Total defense costs and settlement exceeded $750,000.

Shareholder Claim

A Midwest domiciled home products company retained an independent research firm to evaluate its new home product. Based on a favorable review by the outside firm, the company raised in excess of $10 million for the production and marketing of the new product. Prior to releasing the product, the company’s internal evaluation team discovered, after extensive testing, that the new product did not work properly. Shareholders have brought suit against the company and the directors and officers for misrepresentation in the offering documents. The plaintiffs assert causes of action for violation of various state securities laws and the Securities and Exchange Act of 1934.

Damages alleged in the lawsuit exceed $15 million.

Sample Fiduciary Liability Claims

Fiduciary claim examples are for illustrative purposes only. They are to aid in the understanding of the products and services offered by E-Risk Services. These examples are not intended to provide legal advice or to be relied upon in any dispute. Every claim is unique and bound by all terms, conditions, declarations, exclusions, and endorsements specific to each Insured's policy.

Mishandling of Funds

A particular state department of labor advises a company that it may commence a lawsuit against it for the funds that it allegedly lost from its 401(k) Plan. The company reportedly transferred the funds from a 401(k) plan managed by one company to another.

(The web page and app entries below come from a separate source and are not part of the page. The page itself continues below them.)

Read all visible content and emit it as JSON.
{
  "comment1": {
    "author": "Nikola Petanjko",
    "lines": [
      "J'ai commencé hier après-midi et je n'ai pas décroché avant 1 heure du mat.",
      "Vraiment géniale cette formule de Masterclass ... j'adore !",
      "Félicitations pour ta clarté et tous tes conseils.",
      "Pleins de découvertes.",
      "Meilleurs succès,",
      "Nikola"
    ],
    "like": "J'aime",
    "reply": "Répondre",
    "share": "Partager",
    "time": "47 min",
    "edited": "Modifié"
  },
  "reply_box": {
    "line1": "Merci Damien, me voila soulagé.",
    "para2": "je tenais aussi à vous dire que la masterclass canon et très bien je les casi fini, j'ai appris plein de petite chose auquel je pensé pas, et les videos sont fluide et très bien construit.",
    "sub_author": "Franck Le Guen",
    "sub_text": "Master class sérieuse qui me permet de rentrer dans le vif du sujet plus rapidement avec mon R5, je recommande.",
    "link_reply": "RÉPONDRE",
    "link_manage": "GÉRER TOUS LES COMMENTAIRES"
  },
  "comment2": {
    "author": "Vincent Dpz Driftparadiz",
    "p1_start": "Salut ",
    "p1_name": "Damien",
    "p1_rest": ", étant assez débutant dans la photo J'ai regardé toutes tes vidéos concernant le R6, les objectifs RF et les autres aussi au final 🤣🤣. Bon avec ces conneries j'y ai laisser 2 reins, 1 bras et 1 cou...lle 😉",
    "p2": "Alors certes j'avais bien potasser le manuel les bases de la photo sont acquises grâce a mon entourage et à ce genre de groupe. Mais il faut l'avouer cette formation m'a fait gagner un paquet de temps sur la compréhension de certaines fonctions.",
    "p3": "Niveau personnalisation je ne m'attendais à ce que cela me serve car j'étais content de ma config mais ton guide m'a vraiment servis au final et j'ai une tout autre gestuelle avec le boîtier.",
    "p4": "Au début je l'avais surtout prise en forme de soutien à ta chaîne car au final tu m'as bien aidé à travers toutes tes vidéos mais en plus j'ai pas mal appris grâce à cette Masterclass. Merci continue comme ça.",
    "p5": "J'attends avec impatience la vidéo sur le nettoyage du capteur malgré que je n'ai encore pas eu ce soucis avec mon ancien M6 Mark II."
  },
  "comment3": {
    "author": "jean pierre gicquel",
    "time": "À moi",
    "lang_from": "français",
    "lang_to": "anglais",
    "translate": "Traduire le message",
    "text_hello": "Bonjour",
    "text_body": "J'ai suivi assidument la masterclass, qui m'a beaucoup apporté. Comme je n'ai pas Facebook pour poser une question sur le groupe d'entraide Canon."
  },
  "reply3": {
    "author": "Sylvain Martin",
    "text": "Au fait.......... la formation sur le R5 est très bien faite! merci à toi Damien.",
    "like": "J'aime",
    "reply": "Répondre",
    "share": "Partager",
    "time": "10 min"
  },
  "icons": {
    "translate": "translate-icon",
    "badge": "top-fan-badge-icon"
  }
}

This situation settled without a lawsuit being brought against the company, but the defense costs exceeded $25,000.

ERISA Violation

The plan fiduciaries for a 401(k) Plan received a letter from DOL advising them that after an extensive investigation it appears that they have violated several provisions of ERISA. The DOL alleges the plan fiduciaries: did not forward amounts withheld from employees on a timely basis; improperly allowed the plan to make loans to shareholder-employees; make delinquent employer contributions to the plan; failed to make timely distributions to terminated employees; and filed Annual 5500 Reports which falsely indicated that the plan was funded in accordance with the minimum funding requirements of ERISA.

Total defense costs and settlement exceeded $250,000.

Imprudent Investment Decision

The trustees of an Employee Stock Ownership Plan (ESOP) were sued by the Department of Labor( DOL) and company employees who faulted the fiduciaries for making imprudent investment decisions. The court ultimately found the fiduciaries failed to conduct impartial reviews of investment options.

The suit finally settled for $1,000,000.